Regional analysts say a U.S. move to impose economic sanctions over allegations that Mr. Khashoggi was tortured, killed and dismembered inside the Saudi Consulate could send world oil prices surging to a record high.
Saudi Arabia’s global image overhaul, spearheaded by the young, ambitious — and some say reckless — Crown Prince Mohammed bin Salman, stands at a crossroads.
The prince’s modernizing agenda is clouded by self-inflicted crises in Yemen and Qatar, a struggle for regional dominance with Iran, and the challenge of loosening political and social controls without threatening the royal family’s rule.

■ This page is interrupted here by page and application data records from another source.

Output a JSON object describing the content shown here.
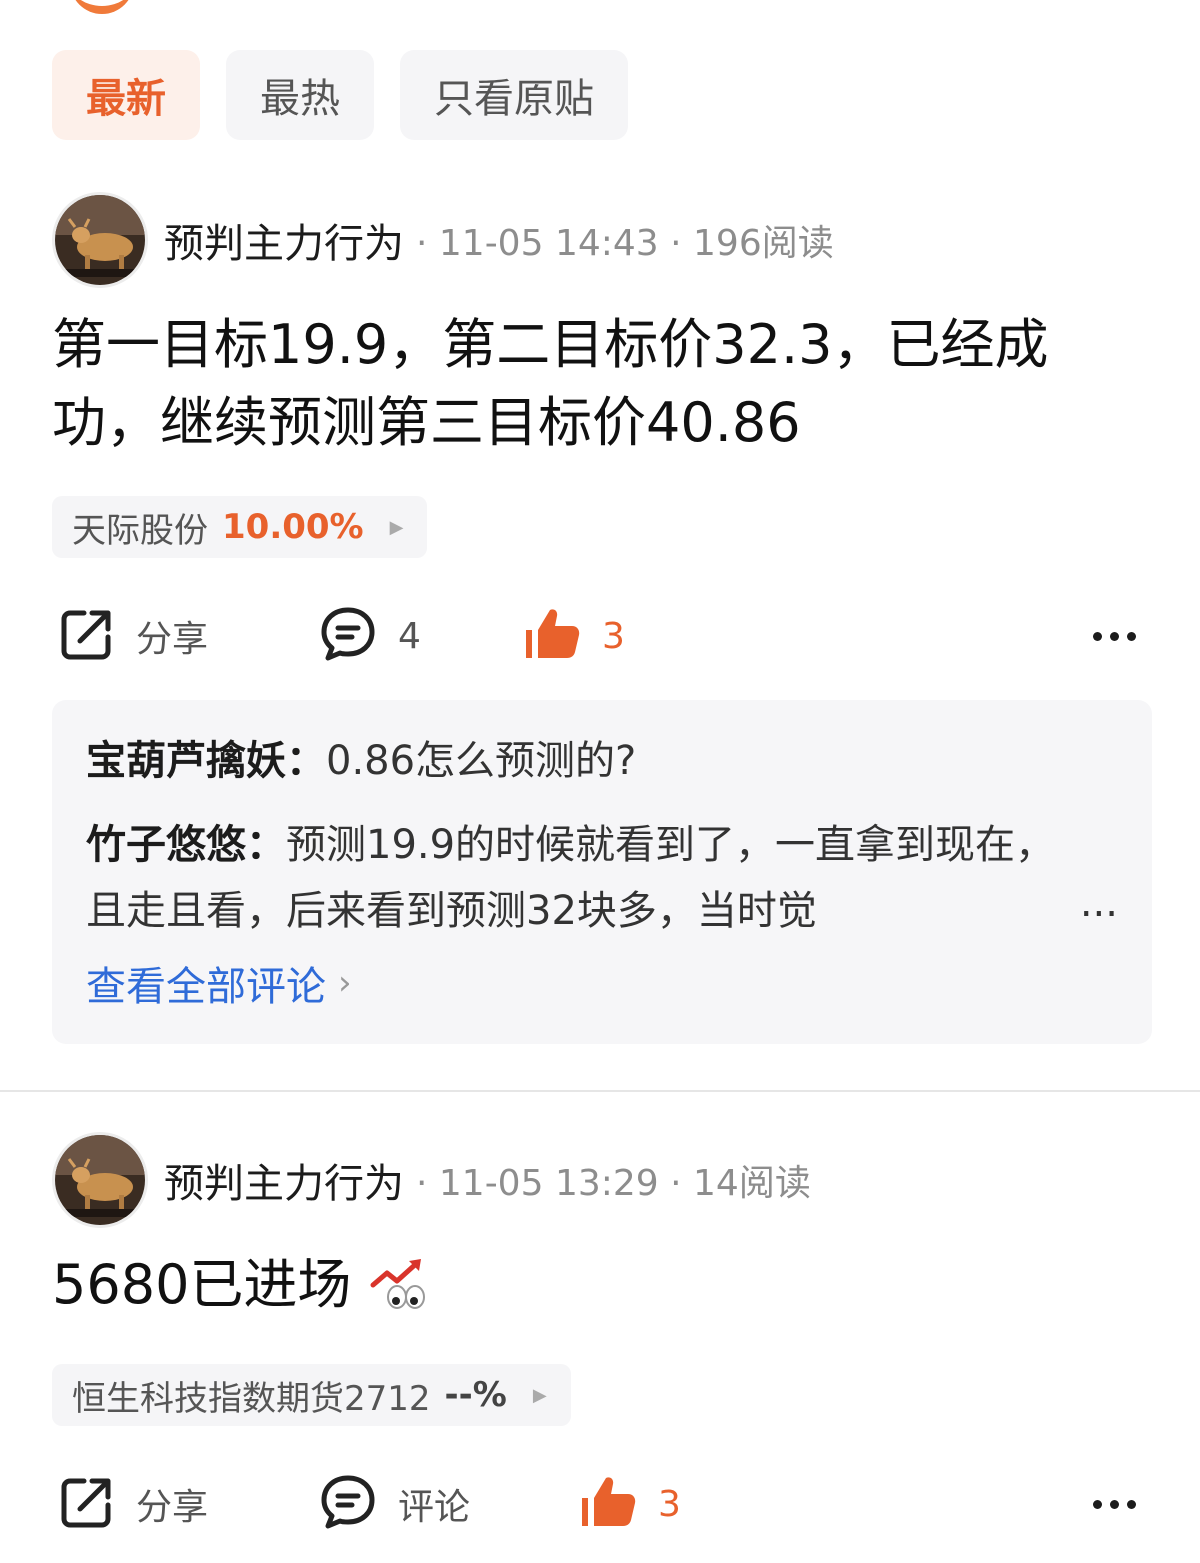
{
  "tabs": [
    {
      "label": "最新",
      "active": true
    },
    {
      "label": "最热",
      "active": false
    },
    {
      "label": "只看原贴",
      "active": false
    }
  ],
  "posts": [
    {
      "author": "预判主力行为",
      "meta": "· 11-05 14:43 · 196阅读",
      "text": "第一目标19.9，第二目标价32.3，已经成功，继续预测第三目标价40.86",
      "stock": {
        "name": "天际股份",
        "change": "10.00%"
      },
      "share_label": "分享",
      "comment_label": "4",
      "like_count": "3",
      "comments": [
        {
          "name": "宝葫芦擒妖：",
          "text": "0.86怎么预测的?"
        },
        {
          "name": "竹子悠悠：",
          "text": "预测19.9的时候就看到了，一直拿到现在，且走且看，后来看到预测32块多，当时觉"
        }
      ],
      "comments_ellipsis": "...",
      "see_all_label": "查看全部评论"
    },
    {
      "author": "预判主力行为",
      "meta": "· 11-05 13:29 · 14阅读",
      "text": "5680已进场",
      "stock": {
        "name": "恒生科技指数期货2712",
        "change": "--%"
      },
      "share_label": "分享",
      "comment_label": "评论",
      "like_count": "3"
    }
  ],
  "colors": {
    "accent": "#e8612c",
    "link": "#2f6bd8",
    "chip_bg": "#f5f5f7"
  }
}
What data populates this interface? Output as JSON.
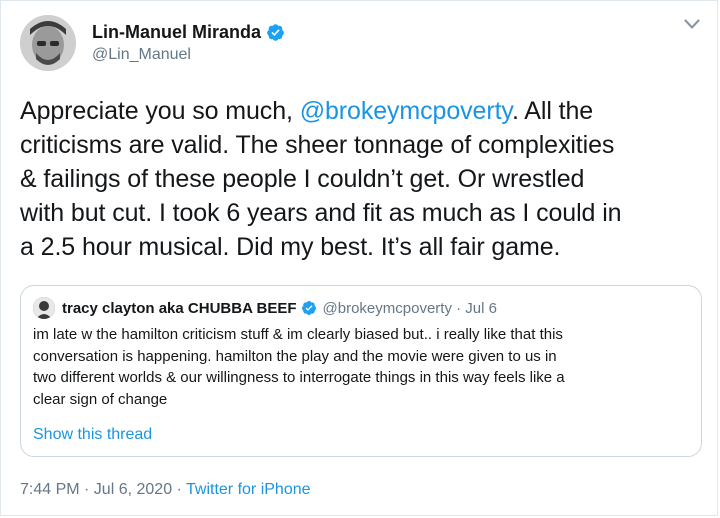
{
  "tweet": {
    "author_name": "Lin-Manuel Miranda",
    "author_handle": "@Lin_Manuel",
    "text_lines": [
      [
        "Appreciate you so much, ",
        "@brokeymcpoverty",
        ". All the"
      ],
      "criticisms are valid. The sheer tonnage of complexities",
      "& failings of these people I couldn’t get. Or wrestled",
      "with but cut. I took 6 years and fit as much as I could in",
      "a 2.5 hour musical. Did my best. It’s all fair game."
    ],
    "timestamp": "7:44 PM · Jul 6, 2020 · ",
    "source": "Twitter for iPhone"
  },
  "quoted_tweet": {
    "author_name": "tracy clayton aka CHUBBA BEEF",
    "author_handle": "@brokeymcpoverty · Jul 6",
    "text_lines": [
      "im late w the hamilton criticism stuff & im clearly biased but.. i really like that this",
      "conversation is happening. hamilton the play and the movie were given to us in",
      "two different worlds & our willingness to interrogate things in this way feels like a",
      "clear sign of change"
    ],
    "thread_link": "Show this thread"
  },
  "icons": {
    "verified": "verified-badge-icon",
    "menu": "chevron-down-icon"
  },
  "colors": {
    "link_blue": "#1b95e0",
    "verified_blue": "#1da1f2",
    "secondary_text": "#657786",
    "border": "#ccd6dd"
  }
}
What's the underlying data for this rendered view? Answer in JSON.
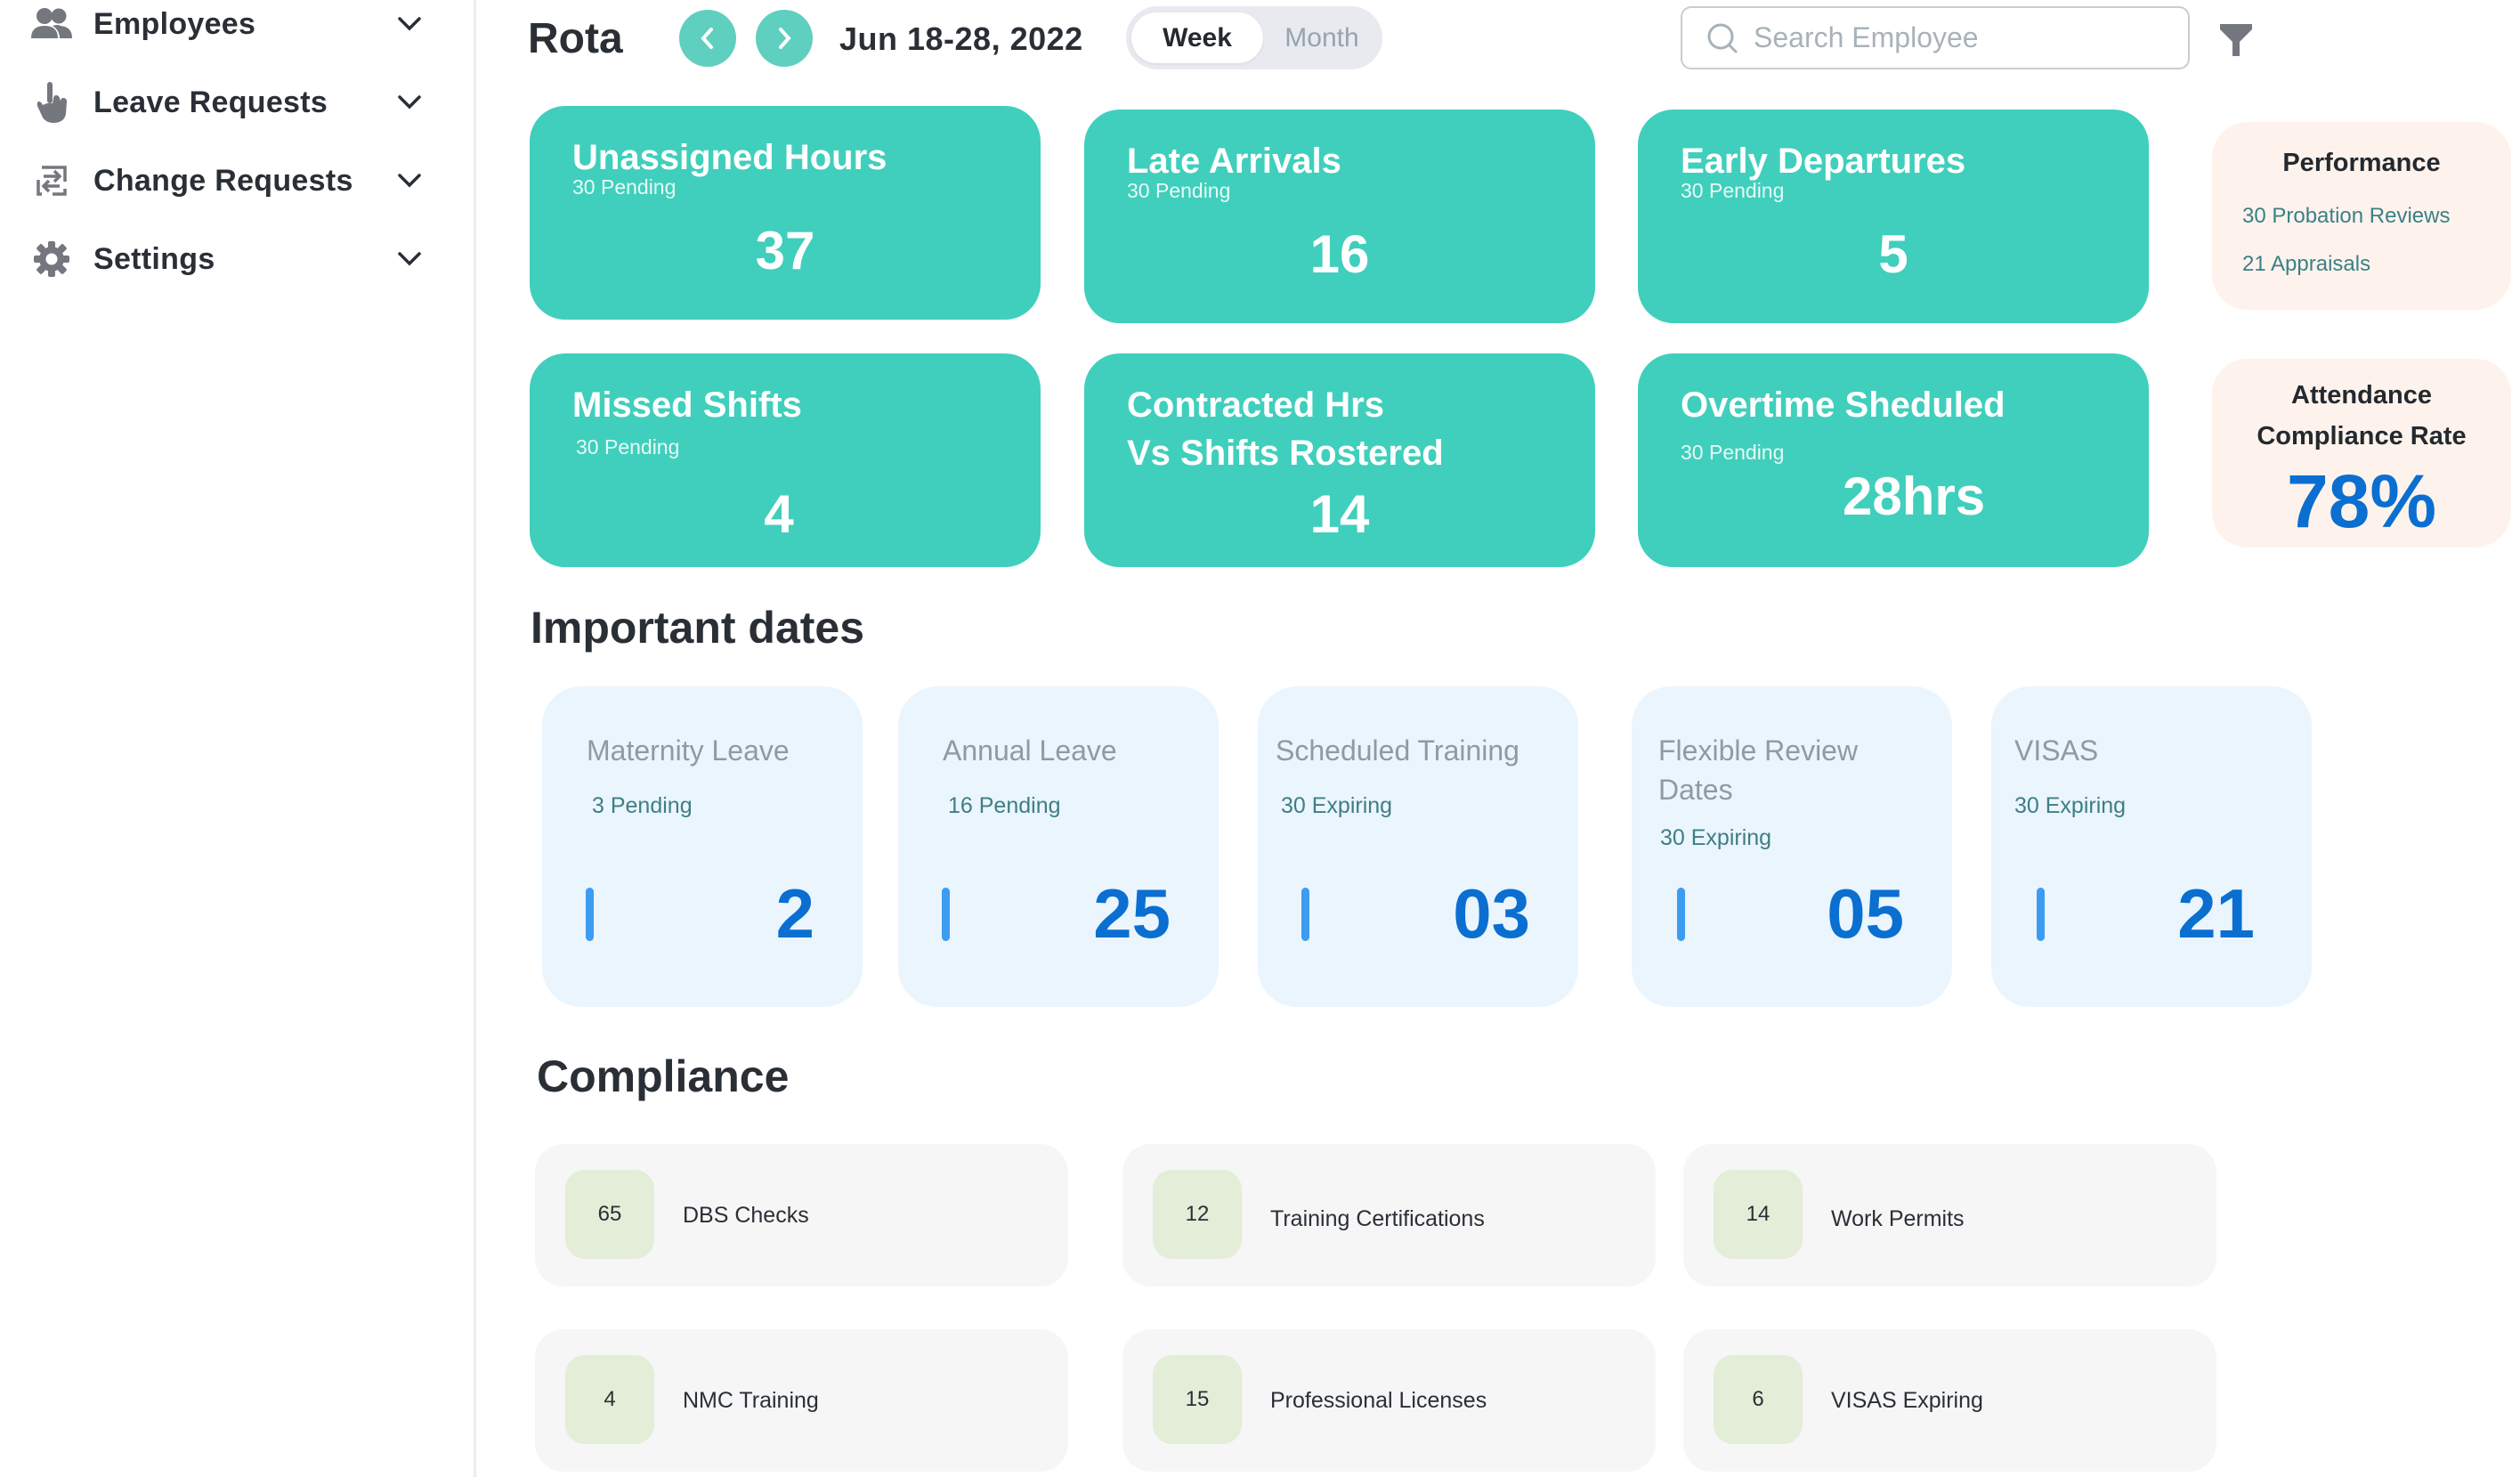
{
  "sidebar": {
    "items": [
      {
        "label": "Employees",
        "icon": "users-icon"
      },
      {
        "label": "Leave Requests",
        "icon": "hand-pointer-icon"
      },
      {
        "label": "Change Requests",
        "icon": "swap-arrows-icon"
      },
      {
        "label": "Settings",
        "icon": "gear-icon"
      }
    ]
  },
  "header": {
    "title": "Rota",
    "prev_icon": "chevron-left-icon",
    "next_icon": "chevron-right-icon",
    "date_range": "Jun 18-28, 2022",
    "view_toggle": {
      "options": [
        "Week",
        "Month"
      ],
      "selected": "Week"
    },
    "search": {
      "placeholder": "Search Employee",
      "value": ""
    },
    "filter_icon": "filter-icon"
  },
  "stats": [
    {
      "title": "Unassigned Hours",
      "subtitle": "30 Pending",
      "value": "37"
    },
    {
      "title": "Late Arrivals",
      "subtitle": "30 Pending",
      "value": "16"
    },
    {
      "title": "Early Departures",
      "subtitle": "30 Pending",
      "value": "5"
    },
    {
      "title": "Missed Shifts",
      "subtitle": "30 Pending",
      "value": "4"
    },
    {
      "title_line1": "Contracted Hrs",
      "title_line2": "Vs Shifts Rostered",
      "value": "14"
    },
    {
      "title": "Overtime Sheduled",
      "subtitle": "30 Pending",
      "value": "28hrs"
    }
  ],
  "performance": {
    "title": "Performance",
    "lines": [
      "30 Probation Reviews",
      "21 Appraisals"
    ]
  },
  "attendance": {
    "title_line1": "Attendance",
    "title_line2": "Compliance Rate",
    "value": "78%"
  },
  "important_dates": {
    "heading": "Important dates",
    "cards": [
      {
        "title": "Maternity Leave",
        "subtitle": "3 Pending",
        "value": "2"
      },
      {
        "title": "Annual Leave",
        "subtitle": "16 Pending",
        "value": "25"
      },
      {
        "title": "Scheduled Training",
        "subtitle": "30 Expiring",
        "value": "03"
      },
      {
        "title": "Flexible Review Dates",
        "subtitle": "30 Expiring",
        "value": "05"
      },
      {
        "title": "VISAS",
        "subtitle": "30 Expiring",
        "value": "21"
      }
    ]
  },
  "compliance": {
    "heading": "Compliance",
    "items": [
      {
        "count": "65",
        "label": "DBS Checks"
      },
      {
        "count": "12",
        "label": "Training Certifications"
      },
      {
        "count": "14",
        "label": "Work Permits"
      },
      {
        "count": "4",
        "label": "NMC Training"
      },
      {
        "count": "15",
        "label": "Professional Licenses"
      },
      {
        "count": "6",
        "label": "VISAS Expiring"
      }
    ]
  },
  "colors": {
    "teal_card": "#40cfbc",
    "nav_button": "#5fcfbf",
    "accent_blue": "#0a6fd0",
    "date_card_bg": "#eaf5fe",
    "panel_bg": "#fdf3ec",
    "compliance_badge": "#e3edd7"
  }
}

As always, the kingdom’s vast crude oil reserves give it leverage and many cards to play in any high-stakes negotiation with Washington.
“I would not say that [the Saudis] have the U.S. over a barrel, but it is certainly a symbiotic relationship,” said Sanam Vakil, a senior Middle East and North Africa analyst at the British-based Chatham House think tank.
Mr. Trump also has cited Riyadh as a major customer of U.S. military exports, but oil is key in the end.
Since Mr. Trump withdrew the U.S. from the Obama-era Iran nuclear accord in May, the White House has pressured the kingdom to increase its daily oil production by 2 million barrels a day to make up any shortfall when energy sanctions on Iran take effect Nov. 4. The U.S. goal, restated by top State Department officials on a visit to Europe this week — to drive Iran’s oil exports down to “zero” and starve the Islamic republic of a critical source of funding.
Petroleum Minister Khalid al-Falih announced Monday that Saudi Arabia expects to ramp up production next month, but he was vague about how much more oil would flow.
“Saudi Arabia has the capacity to produce 12 million [barrels per day] and is currently producing 10.7 million bpd and production will rise further next month,” Mr. al-Falih said on the sidelines of an India Energy Forum after meeting with Indian Prime Minister Narendra Modi.
According to energy analysts, Saudi’s maximum sustainable capacity of 12 million barrels per day has never been tested, sparking major debate about what such an effort would realistically look like.
More questions also are swirling around the 33-year-old crown prince, who has powerful allies in Washington, including presidential adviser and son-in-law Jared Kushner.
Initially welcomed in Washington foreign policy circles as a progressive reformer, the crown prince is increasingly seen as reckless, impetuous and authoritarian, said Gerald Feinstein of the Middle Eastern Institute think tank in Washington.
Mr. Feinstein said Monday that “continuing frustration over the conflict in Yemen, the confrontation with Qatar and human rights violations at home” — all initiatives undertaken by the crown prince — made him “too toxic for Western governments and international business to deal with.”
But Ms. Vakil said Saudis hold leverage not only in global oil markets but also at U.S. gas pumps and that the White House is showing signs of nervousness over rising gasoline prices as the Nov. 6 critical midterm congressional elections approach.
While the U.S. has moved away from Saudi oil over the past two decades, the kingdom remains America’s No. 2 foreign oil source, supplying 9 percent of the roughly 10.14 million barrels of American imports per day, according to the U.S. Energy Information Administration.
Treasury Department officials also note that Saudi Arabia now holds about $166.8 billion in Treasury securities, making Riyadh the 10th-largest foreign holder of U.S. government bonds.
“The relationship does begin with oil,” Ms. Vakil said on the phone from London. “But the kingdom is also heavily invested in U.S. debt and bonds. They definitely have some leverage over Washington, and people realize that.”
If Riyadh decided to dump a massive amount of U.S. debt, it could send shock waves across the Treasury markets and possibly destabilize the world’s wider financial markets.
Trillions of dollars of more murky Saudi investments also stretch across U.S. real estate, the stock markets and the opaque world of American private equity.
James Phillips, senior research fellow for Middle Eastern affairs at The Heritage Foundation, said Saudi leverage is being taken into consideration as the administration mulls its response in the Khashoggi case.
“There are a lot of levels of response that could be taken,” he said. “We could recall an ambassador or call the Saudi ambassador to the State Department. Or we could enact sanctions that do not rise to the level of impacting arms sales but clearly state that extrajudicial killings are unacceptable.”
For now, the Khashoggi case has sparked far more questions than answers, with all sides strategically leaking as facts trickle out.
“What we have now is a war of disinformation,” Mr. Phillips said. “It is an extremely strange case, and we need some real facts to emerge.”